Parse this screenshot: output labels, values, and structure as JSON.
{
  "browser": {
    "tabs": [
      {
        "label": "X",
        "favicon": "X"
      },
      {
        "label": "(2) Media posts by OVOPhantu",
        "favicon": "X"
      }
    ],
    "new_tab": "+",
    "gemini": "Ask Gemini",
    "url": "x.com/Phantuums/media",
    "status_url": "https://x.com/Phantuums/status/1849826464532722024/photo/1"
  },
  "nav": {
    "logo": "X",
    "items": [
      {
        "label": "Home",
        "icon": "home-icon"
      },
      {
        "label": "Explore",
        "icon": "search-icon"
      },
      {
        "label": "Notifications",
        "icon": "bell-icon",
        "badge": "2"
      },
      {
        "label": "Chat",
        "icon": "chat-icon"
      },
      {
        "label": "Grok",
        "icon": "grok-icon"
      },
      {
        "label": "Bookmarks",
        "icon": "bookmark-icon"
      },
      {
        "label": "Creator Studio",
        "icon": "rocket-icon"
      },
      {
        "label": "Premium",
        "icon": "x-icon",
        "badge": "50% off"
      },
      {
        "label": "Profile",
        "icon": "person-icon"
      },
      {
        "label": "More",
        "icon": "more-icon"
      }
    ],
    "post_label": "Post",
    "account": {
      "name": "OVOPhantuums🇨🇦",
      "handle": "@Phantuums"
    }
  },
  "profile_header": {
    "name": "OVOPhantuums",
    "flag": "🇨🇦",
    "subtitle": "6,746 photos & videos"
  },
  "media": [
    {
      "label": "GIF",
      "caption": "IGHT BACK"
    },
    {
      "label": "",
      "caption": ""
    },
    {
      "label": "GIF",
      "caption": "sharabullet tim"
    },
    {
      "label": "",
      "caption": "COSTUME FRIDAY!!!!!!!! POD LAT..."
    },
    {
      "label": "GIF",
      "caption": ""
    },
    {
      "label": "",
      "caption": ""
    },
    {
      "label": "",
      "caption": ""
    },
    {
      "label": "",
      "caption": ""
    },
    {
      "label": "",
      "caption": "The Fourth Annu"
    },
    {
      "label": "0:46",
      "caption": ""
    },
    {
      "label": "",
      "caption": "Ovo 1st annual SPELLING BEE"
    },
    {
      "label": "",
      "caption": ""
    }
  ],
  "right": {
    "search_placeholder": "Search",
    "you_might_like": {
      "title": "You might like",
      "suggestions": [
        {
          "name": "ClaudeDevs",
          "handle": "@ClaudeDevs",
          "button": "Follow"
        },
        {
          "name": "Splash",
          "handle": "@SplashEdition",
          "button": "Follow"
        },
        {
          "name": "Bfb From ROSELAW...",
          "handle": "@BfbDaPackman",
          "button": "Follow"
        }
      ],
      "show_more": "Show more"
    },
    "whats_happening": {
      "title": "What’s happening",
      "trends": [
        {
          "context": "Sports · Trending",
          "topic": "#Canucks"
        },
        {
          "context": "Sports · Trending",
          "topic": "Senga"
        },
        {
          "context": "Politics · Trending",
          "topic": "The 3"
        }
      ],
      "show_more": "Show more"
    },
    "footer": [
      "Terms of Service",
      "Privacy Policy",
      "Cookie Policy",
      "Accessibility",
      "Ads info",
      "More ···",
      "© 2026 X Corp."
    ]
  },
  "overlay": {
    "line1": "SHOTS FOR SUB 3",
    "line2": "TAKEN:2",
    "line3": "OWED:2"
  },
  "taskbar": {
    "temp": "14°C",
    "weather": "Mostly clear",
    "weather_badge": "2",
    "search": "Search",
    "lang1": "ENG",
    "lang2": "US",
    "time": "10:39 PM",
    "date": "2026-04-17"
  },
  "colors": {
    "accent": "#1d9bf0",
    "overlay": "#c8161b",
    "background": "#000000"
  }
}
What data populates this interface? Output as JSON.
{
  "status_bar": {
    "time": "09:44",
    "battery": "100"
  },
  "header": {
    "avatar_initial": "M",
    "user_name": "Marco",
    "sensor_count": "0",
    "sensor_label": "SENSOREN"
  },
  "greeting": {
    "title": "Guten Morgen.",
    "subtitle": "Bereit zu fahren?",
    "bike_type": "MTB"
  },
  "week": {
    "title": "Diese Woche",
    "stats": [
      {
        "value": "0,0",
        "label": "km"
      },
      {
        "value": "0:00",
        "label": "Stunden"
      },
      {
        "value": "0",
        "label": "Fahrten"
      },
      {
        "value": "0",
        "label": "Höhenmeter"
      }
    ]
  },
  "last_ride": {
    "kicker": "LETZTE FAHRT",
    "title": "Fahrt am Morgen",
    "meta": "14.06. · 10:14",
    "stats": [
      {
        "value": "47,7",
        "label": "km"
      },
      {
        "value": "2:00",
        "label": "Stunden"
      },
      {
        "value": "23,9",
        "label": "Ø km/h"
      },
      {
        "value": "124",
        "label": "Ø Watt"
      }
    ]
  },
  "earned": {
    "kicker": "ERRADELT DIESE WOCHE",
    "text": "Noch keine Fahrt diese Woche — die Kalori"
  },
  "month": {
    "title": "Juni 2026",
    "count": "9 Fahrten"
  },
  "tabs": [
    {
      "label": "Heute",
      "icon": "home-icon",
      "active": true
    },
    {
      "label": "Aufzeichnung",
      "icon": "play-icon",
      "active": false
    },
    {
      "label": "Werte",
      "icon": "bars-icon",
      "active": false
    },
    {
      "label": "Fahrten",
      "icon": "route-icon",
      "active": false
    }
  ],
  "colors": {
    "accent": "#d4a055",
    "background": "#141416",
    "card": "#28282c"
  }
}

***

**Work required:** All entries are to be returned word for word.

**Solution to this exercise:**
Parse this screenshot: output labels, values, and structure as JSON.
{
  "browser": {
    "tabs": [
      {
        "label": "X",
        "favicon": "X"
      },
      {
        "label": "(2) Media posts by OVOPhantu",
        "favicon": "X"
      }
    ],
    "new_tab": "+",
    "gemini": "Ask Gemini",
    "url": "x.com/Phantuums/media",
    "status_url": "https://x.com/Phantuums/status/1849826464532722024/photo/1"
  },
  "nav": {
    "logo": "X",
    "items": [
      {
        "label": "Home",
        "icon": "home-icon"
      },
      {
        "label": "Explore",
        "icon": "search-icon"
      },
      {
        "label": "Notifications",
        "icon": "bell-icon",
        "badge": "2"
      },
      {
        "label": "Chat",
        "icon": "chat-icon"
      },
      {
        "label": "Grok",
        "icon": "grok-icon"
      },
      {
        "label": "Bookmarks",
        "icon": "bookmark-icon"
      },
      {
        "label": "Creator Studio",
        "icon": "rocket-icon"
      },
      {
        "label": "Premium",
        "icon": "x-icon",
        "badge": "50% off"
      },
      {
        "label": "Profile",
        "icon": "person-icon"
      },
      {
        "label": "More",
        "icon": "more-icon"
      }
    ],
    "post_label": "Post",
    "account": {
      "name": "OVOPhantuums🇨🇦",
      "handle": "@Phantuums"
    }
  },
  "profile_header": {
    "name": "OVOPhantuums",
    "flag": "🇨🇦",
    "subtitle": "6,746 photos & videos"
  },
  "media": [
    {
      "label": "GIF",
      "caption": "IGHT BACK"
    },
    {
      "label": "",
      "caption": ""
    },
    {
      "label": "GIF",
      "caption": "sharabullet tim"
    },
    {
      "label": "",
      "caption": "COSTUME FRIDAY!!!!!!!! POD LAT..."
    },
    {
      "label": "GIF",
      "caption": ""
    },
    {
      "label": "",
      "caption": ""
    },
    {
      "label": "",
      "caption": ""
    },
    {
      "label": "",
      "caption": ""
    },
    {
      "label": "",
      "caption": "The Fourth Annu"
    },
    {
      "label": "0:46",
      "caption": ""
    },
    {
      "label": "",
      "caption": "Ovo 1st annual SPELLING BEE"
    },
    {
      "label": "",
      "caption": ""
    }
  ],
  "right": {
    "search_placeholder": "Search",
    "you_might_like": {
      "title": "You might like",
      "suggestions": [
        {
          "name": "ClaudeDevs",
          "handle": "@ClaudeDevs",
          "button": "Follow"
        },
        {
          "name": "Splash",
          "handle": "@SplashEdition",
          "button": "Follow"
        },
        {
          "name": "Bfb From ROSELAW...",
          "handle": "@BfbDaPackman",
          "button": "Follow"
        }
      ],
      "show_more": "Show more"
    },
    "whats_happening": {
      "title": "What’s happening",
      "trends": [
        {
          "context": "Sports · Trending",
          "topic": "#Canucks"
        },
        {
          "context": "Sports · Trending",
          "topic": "Senga"
        },
        {
          "context": "Politics · Trending",
          "topic": "The 3"
        }
      ],
      "show_more": "Show more"
    },
    "footer": [
      "Terms of Service",
      "Privacy Policy",
      "Cookie Policy",
      "Accessibility",
      "Ads info",
      "More ···",
      "© 2026 X Corp."
    ]
  },
  "overlay": {
    "line1": "SHOTS FOR SUB 3",
    "line2": "TAKEN:2",
    "line3": "OWED:2"
  },
  "taskbar": {
    "temp": "14°C",
    "weather": "Mostly clear",
    "weather_badge": "2",
    "search": "Search",
    "lang1": "ENG",
    "lang2": "US",
    "time": "10:39 PM",
    "date": "2026-04-17"
  },
  "colors": {
    "accent": "#1d9bf0",
    "overlay": "#c8161b",
    "background": "#000000"
  }
}
What data populates this interface? Output as JSON.
{
  "status_bar": {
    "time": "09:44",
    "battery": "100"
  },
  "header": {
    "avatar_initial": "M",
    "user_name": "Marco",
    "sensor_count": "0",
    "sensor_label": "SENSOREN"
  },
  "greeting": {
    "title": "Guten Morgen.",
    "subtitle": "Bereit zu fahren?",
    "bike_type": "MTB"
  },
  "week": {
    "title": "Diese Woche",
    "stats": [
      {
        "value": "0,0",
        "label": "km"
      },
      {
        "value": "0:00",
        "label": "Stunden"
      },
      {
        "value": "0",
        "label": "Fahrten"
      },
      {
        "value": "0",
        "label": "Höhenmeter"
      }
    ]
  },
  "last_ride": {
    "kicker": "LETZTE FAHRT",
    "title": "Fahrt am Morgen",
    "meta": "14.06. · 10:14",
    "stats": [
      {
        "value": "47,7",
        "label": "km"
      },
      {
        "value": "2:00",
        "label": "Stunden"
      },
      {
        "value": "23,9",
        "label": "Ø km/h"
      },
      {
        "value": "124",
        "label": "Ø Watt"
      }
    ]
  },
  "earned": {
    "kicker": "ERRADELT DIESE WOCHE",
    "text": "Noch keine Fahrt diese Woche — die Kalori"
  },
  "month": {
    "title": "Juni 2026",
    "count": "9 Fahrten"
  },
  "tabs": [
    {
      "label": "Heute",
      "icon": "home-icon",
      "active": true
    },
    {
      "label": "Aufzeichnung",
      "icon": "play-icon",
      "active": false
    },
    {
      "label": "Werte",
      "icon": "bars-icon",
      "active": false
    },
    {
      "label": "Fahrten",
      "icon": "route-icon",
      "active": false
    }
  ],
  "colors": {
    "accent": "#d4a055",
    "background": "#141416",
    "card": "#28282c"
  }
}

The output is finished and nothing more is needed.